Fast forward a week or so and I took a quick trip to Home Depot to pick something up. Since I can’t pass up a good plant, I always browse their little corner plant section-by the way… never pass up their indoor plant section! They have all the trendy plants for a great price! Anyways… sitting there right in the middle was one lonely monstera. He was little, but he was perfect! Since I bought him he’s been repotted and aside from a bit of overwatering while in his tiny pot, he’s thriving and getting new leaves!

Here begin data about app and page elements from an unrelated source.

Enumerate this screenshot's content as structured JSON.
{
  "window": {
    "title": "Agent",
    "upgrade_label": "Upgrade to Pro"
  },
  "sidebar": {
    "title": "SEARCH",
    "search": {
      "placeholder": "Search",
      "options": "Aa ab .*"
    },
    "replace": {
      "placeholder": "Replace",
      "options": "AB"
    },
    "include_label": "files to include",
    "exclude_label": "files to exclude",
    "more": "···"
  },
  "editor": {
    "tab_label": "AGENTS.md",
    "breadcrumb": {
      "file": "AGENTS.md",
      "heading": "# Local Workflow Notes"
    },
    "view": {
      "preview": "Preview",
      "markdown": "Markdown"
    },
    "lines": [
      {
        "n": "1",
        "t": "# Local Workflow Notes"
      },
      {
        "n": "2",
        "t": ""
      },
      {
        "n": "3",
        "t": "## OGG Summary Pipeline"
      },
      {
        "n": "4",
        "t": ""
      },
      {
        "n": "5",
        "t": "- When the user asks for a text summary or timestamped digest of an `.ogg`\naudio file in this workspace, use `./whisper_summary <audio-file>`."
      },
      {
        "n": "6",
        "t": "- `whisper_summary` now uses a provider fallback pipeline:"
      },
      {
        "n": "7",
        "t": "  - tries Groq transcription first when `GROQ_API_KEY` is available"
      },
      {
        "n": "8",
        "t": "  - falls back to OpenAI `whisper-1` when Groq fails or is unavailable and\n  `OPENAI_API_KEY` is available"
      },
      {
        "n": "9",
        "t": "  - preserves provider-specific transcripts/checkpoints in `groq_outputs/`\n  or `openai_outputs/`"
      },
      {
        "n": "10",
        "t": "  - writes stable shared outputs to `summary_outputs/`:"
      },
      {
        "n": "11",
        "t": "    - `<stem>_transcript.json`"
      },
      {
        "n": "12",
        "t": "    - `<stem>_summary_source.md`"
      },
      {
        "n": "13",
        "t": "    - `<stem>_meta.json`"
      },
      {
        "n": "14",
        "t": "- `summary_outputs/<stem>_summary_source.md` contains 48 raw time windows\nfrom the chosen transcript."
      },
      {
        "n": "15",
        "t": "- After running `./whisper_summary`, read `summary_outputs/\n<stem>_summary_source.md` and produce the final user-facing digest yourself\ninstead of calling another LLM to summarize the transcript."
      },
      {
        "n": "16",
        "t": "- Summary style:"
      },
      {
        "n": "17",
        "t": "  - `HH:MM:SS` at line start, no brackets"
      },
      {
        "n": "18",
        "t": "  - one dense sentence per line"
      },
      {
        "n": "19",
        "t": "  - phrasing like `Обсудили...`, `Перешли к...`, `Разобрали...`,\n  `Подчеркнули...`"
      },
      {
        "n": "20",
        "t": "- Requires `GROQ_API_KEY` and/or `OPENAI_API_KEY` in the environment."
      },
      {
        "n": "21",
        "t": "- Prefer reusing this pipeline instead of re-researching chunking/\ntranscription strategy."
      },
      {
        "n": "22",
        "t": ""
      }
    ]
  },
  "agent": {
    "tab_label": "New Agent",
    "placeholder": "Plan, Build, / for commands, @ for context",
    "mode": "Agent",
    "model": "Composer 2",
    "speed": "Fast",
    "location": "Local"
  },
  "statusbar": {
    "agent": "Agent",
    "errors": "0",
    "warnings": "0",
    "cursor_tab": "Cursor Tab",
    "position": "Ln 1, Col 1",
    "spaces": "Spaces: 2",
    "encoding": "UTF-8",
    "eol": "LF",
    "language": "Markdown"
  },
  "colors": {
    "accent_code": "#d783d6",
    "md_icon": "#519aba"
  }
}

I had to run to another local Target for something our Target didn’t have and they FINALLY restocked their live plants. I grabbed that monstera and put it in my cart so fast! This one has done so well and loves its sunny spot at the end of our bed. At this point I don’t even know how many new leaves “Monty” has at this point. Oh yeah… that’s his name… Monty the Monstera. By the way, the small one is now named Monty Jr. We get mad creative with names in this house, folks (that was sarcasm if you didn’t catch it… subtle…). Now that you’ve been introduced to the Montys, I’ll add some information that I’ve found very helpful.

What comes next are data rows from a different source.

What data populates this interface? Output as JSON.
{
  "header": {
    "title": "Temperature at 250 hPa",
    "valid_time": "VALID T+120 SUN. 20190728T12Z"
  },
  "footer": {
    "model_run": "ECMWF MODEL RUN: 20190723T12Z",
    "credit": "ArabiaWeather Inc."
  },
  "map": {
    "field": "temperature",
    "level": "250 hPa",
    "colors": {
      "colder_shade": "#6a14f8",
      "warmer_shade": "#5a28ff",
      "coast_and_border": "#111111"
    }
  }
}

Monstera Care

Monsteras are rather forgiving plants. Light, water, pot size, and soil type don’t need to all be perfect for them to thrive.

Light: They love light, so find them a sunny spot.

Yellow leaves due to overwatering

Water: Water them when approximately the first 2 inches of soil is dry. Make sure not to over water them or their leaves might yellow on the edges. Make sure their pot has drainage holes to make sure they drain properly.

Pot Size: They don’t seem to become root bound very easily. They don’t need to have a huge pot to be happy, but if you see roots coming out of the drainage holes, repot that sucker! Their leaves and stems seem so large that sometimes it seems like they need much larger pots than they actually do.

Moss pole to support monstera leaves

Climbing: Monsteras naturally find things to climb in the jungle. If your monstera starts to lean or flatten out, you may need to find something to support it or allow it to climb. Amazon has great moss poles that are cheap, sturdy, and do the trick.

Dripping: Sometimes monstera leaves drip. No, your monstera isn’t crying-it is getting rid of excess water or moisture.

Unfurling monstera leaf

Unfurling Leaves: I had NO idea how monstera leaves grew. It’s the craziest looking thing I’ve ever seen! They appear as a shoot and unfurl over a few days. When you see new shoots, be patient! It takes several days for them to unfurl, then they’ll be a light green color for some time.

Aerial roots: This one is bizarre… roots that aren’t, well, in the dirt. There will be roots that don’t root into the dirt, but kind of hang in the air. This is for stabilization and these roots reach for water in the jungle. You can stick these roots back into the dirt or leave the be. Either way will be fine for your monstera. If you plan to propagate your monstera, these aerial roots are great! I’ll create a new post on that sometime soon!

Monstera aerial root

Happy #monsteramonday!